The 2014 HME Handbook: Support Surfaces
How to Help Achieve Optimal Outcomes for Support Surface Patients
Preventing wounds, caring for wounds and ensuring they heal lies at the heart of providing therapeutic support surfaces. Providers of support surfaces key players in ensuring that the patient enjoys an optimal issue, because of their product knowledge.
Unless a patient has the right support surface, they can develop pressure ulcers that could require extensive medical treatment.
So providers must ensure that patients have the exact support surface they need. And that’s not necessarily a simple process. Various factors, such as the patients, weight, age and mobility can factor into the mattress choice, just as much as how far advance a patient’s wound might be. Also the homecare environment, diet, available funding and other factors can play a role in what mattress will get provisioned and how it will fit into the patient’s care.
So, while providers are, in the very basic of terms, providing a mattress, the business of offering support surfaces goes much further than that. After assessing patient needs and providing a mattress, the support surface provider is involved in that patient’s care until the end, and that requires regular communication with the patient and caregivers, as well as educating them on key aspects of care related to the support surface.
Bearing all that in mind, let’s take a look at some of the things support surface providers need to consider when trying to achieve optimal outcomes for their patients:
Key in understanding what mattress solutions are right for a patient is to understand pressure wound staging. For a basic gist, here is a summary of the National Pressure Ulcer Advisory Panel’s wound stages:
Suspected Deep Tissue Injury — This will have a purple or maroon localized area of discolored intact skin or blood-filled blister.
Stage 1 — Intact skin with non-blanchable redness of a localized area usually over a bony prominence.
Stage 2 — Partial thickness loss of dermis presenting as a shallow open ulcer with a red pink wound bed, but without slough.
Stage 3 — Full thickness tissue loss with visible subcutaneous fat. Slough might be present and the wound might include undermining and tunneling.
Stage 4 — Full thickness tissue loss with exposed bone, tendon or muscle; slough or eschar might be present; and will often include undermining and tunneling.
Unstageable — Full thickness tissue loss in which the base of the ulcer is covered by an eschar in the wound bed.

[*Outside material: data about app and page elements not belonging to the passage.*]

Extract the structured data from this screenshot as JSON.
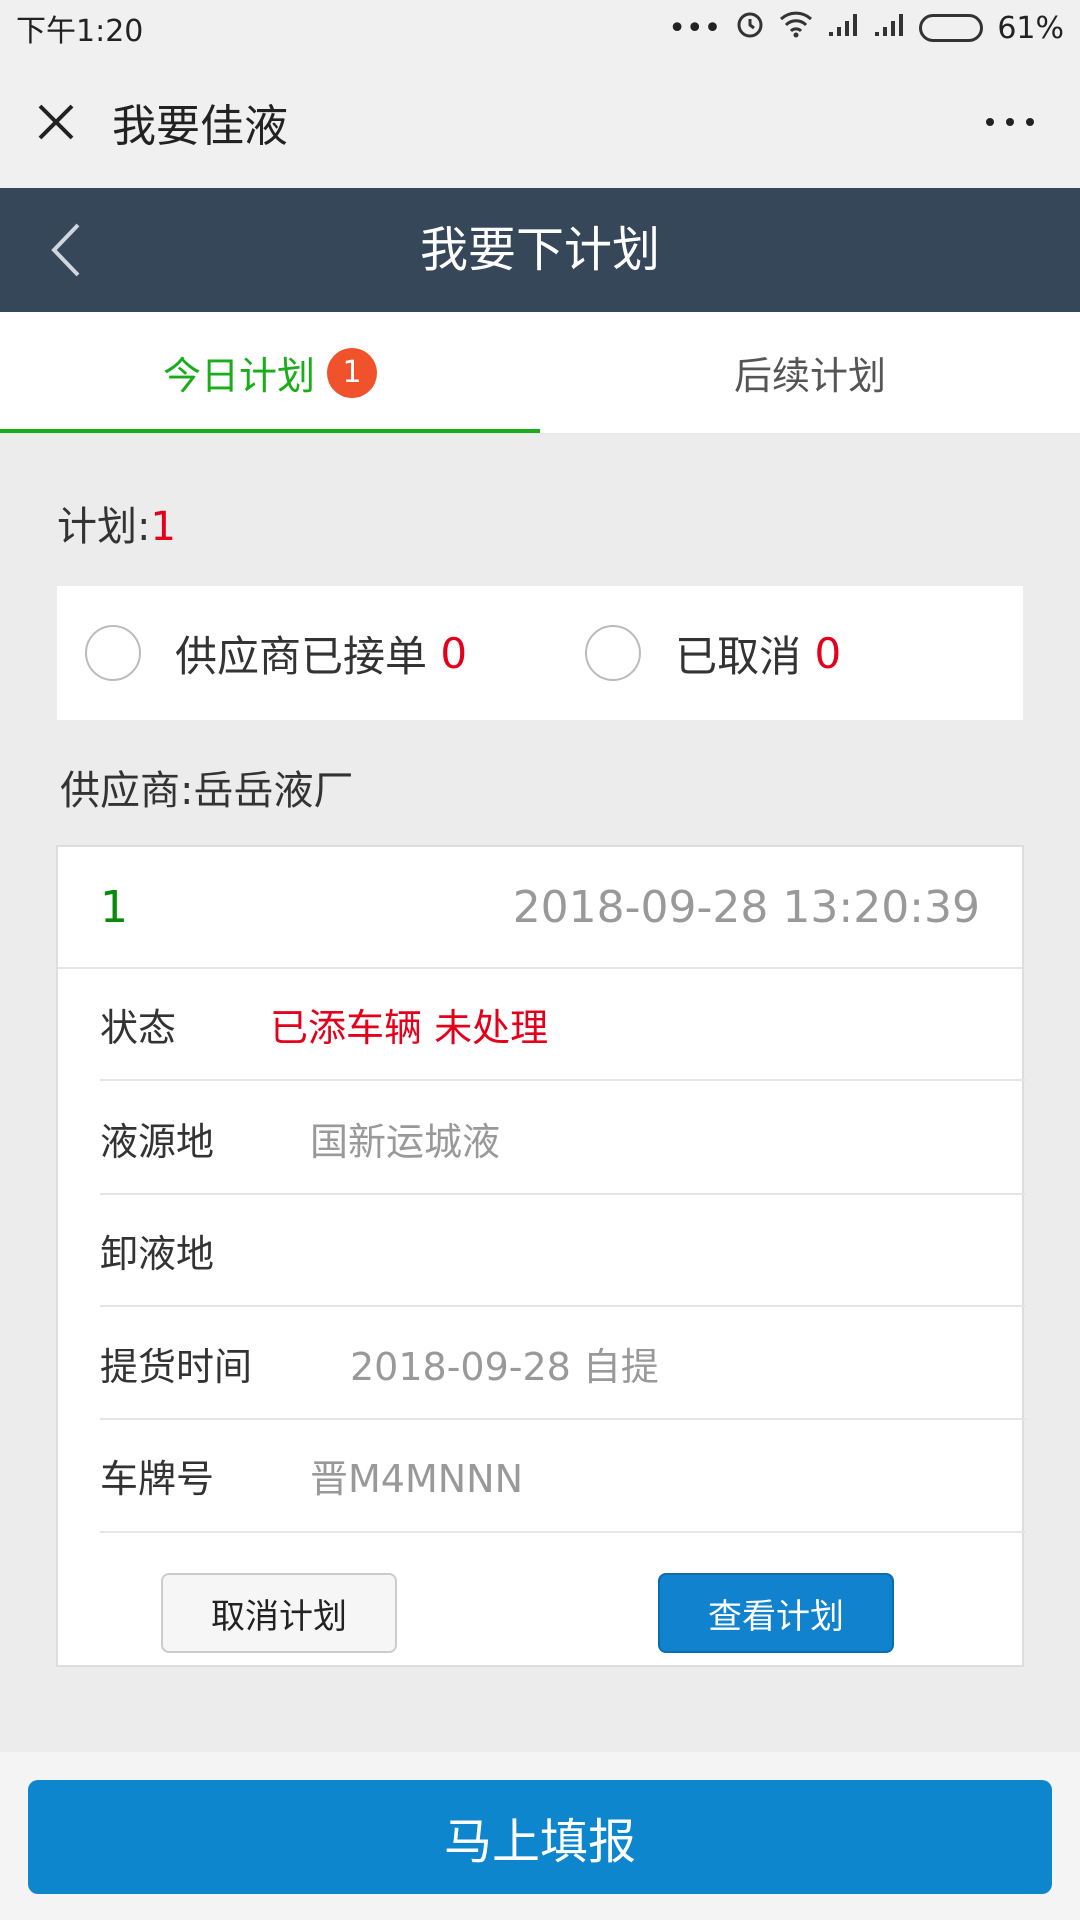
{
  "status_bar": {
    "time": "下午1:20",
    "battery": "61%",
    "battery_level": 0.61
  },
  "wechat_bar": {
    "title": "我要佳液"
  },
  "header": {
    "title": "我要下计划"
  },
  "tabs": [
    {
      "label": "今日计划",
      "badge": "1",
      "active": true
    },
    {
      "label": "后续计划",
      "active": false
    }
  ],
  "plan_summary": {
    "label": "计划:",
    "count": "1"
  },
  "filters": [
    {
      "label": "供应商已接单",
      "count": "0"
    },
    {
      "label": "已取消",
      "count": "0"
    }
  ],
  "supplier": "供应商:岳岳液厂",
  "card": {
    "number": "1",
    "datetime": "2018-09-28 13:20:39",
    "rows": [
      {
        "label": "状态",
        "value": "已添车辆 未处理"
      },
      {
        "label": "液源地",
        "value": "国新运城液"
      },
      {
        "label": "卸液地",
        "value": ""
      },
      {
        "label": "提货时间",
        "value": "2018-09-28 自提"
      },
      {
        "label": "车牌号",
        "value": "晋M4MNNN"
      }
    ],
    "cancel_label": "取消计划",
    "view_label": "查看计划"
  },
  "footer": {
    "submit_label": "马上填报"
  },
  "colors": {
    "header_bg": "#364759",
    "active_tab": "#1aad19",
    "primary_button": "#0e86ce",
    "alert_red": "#e4001b"
  }
}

There are many effective mattresses, but be aware that no one mattress can effectively address all patients. Matching the right mattress to the patient versus a patient to a mattress is key to effectively addressing any wound care issue. Generally, the more severe a pressure wound, the more complex the mattress that will be required. A patient with a single stage 2 sore or less might simply need a gel overlay, while a patient with multiple stage 3 or 4 wounds might need a low-air loss, alternating pressure mattress. There are two standard mattress types that have been on the market for some time: low air loss mattresses and alternating pressure mattresses. Low air loss mattresses provide airflow to help keep skin dry, as well as to relieve pressure. Alternating pressure mattresses help treat pressure sores by providing two sets of air cells that expand and contract on an alternating basis so as to continually shift pressure. True low air loss with alternating pressure is a good solution for treating pressure wounds.
One thing that can really make a difference is simply keeping in touch. Monitoring a patient with a phone call every 15, 30, 60 and 90 days to check patient condition and progress is a good policy from a care and business perspective. Moreover monitoring can be required. For a Group 2 or Group 3 surface used by Medicare beneficiaries, then the provider must be following up every 30 days from a compliance standpoint in order to ensure proper documentation, notes and home health notes.
Diet is essential in proper healing. A low-sugar, high-vegetable, high-protein and overall healthy diet will contribute greatly to a positive outcome for the patient. In fact, it can work to the providers’ benefit to enlist the services of a dietician. At the very least, providers should be offering instruction on baseline healthy dietary habits to the patient and caregivers about the foods that can help patients heal.
If a patient is incontinent, it is incredibly important for caregivers to be reliable and properly educated on how to clean and care for the patient. Besides incontinence garments being regularly changed, the provider must provide ample instruction on how to clean care for patients that might not have any sensation in areas that need to be cleaned. This can be difficult for family members who might feel that they are invading the patient’s privacy, so care must be taken to convey the importance of providing this care.
Points to Remember:
- In order to understand what mattresses are ideal for different patients, providers must have a solid grasp of pressure wound staging.
- They must also be product experts and fully understand the capabilities of different therapeutic supports surfaces and how they apply to different wounds.
- Regularly monitoring patients is beneficial for outcomes and can even be required for certain mattresses under Medicare guidelines.
- Proper diet and managing incontinence are fundamental in ensuring optimal wound care and healing.
- The wound staging information provided in this article is a basic overview, but the National Pressure Ulcer Advisory Panel provides highly detailed guidelines on staging pressure sores and illustrations of pressure sores online at www.npuap.org/pr2.htm.
This article originally appeared in the June 2014 issue of HME Business.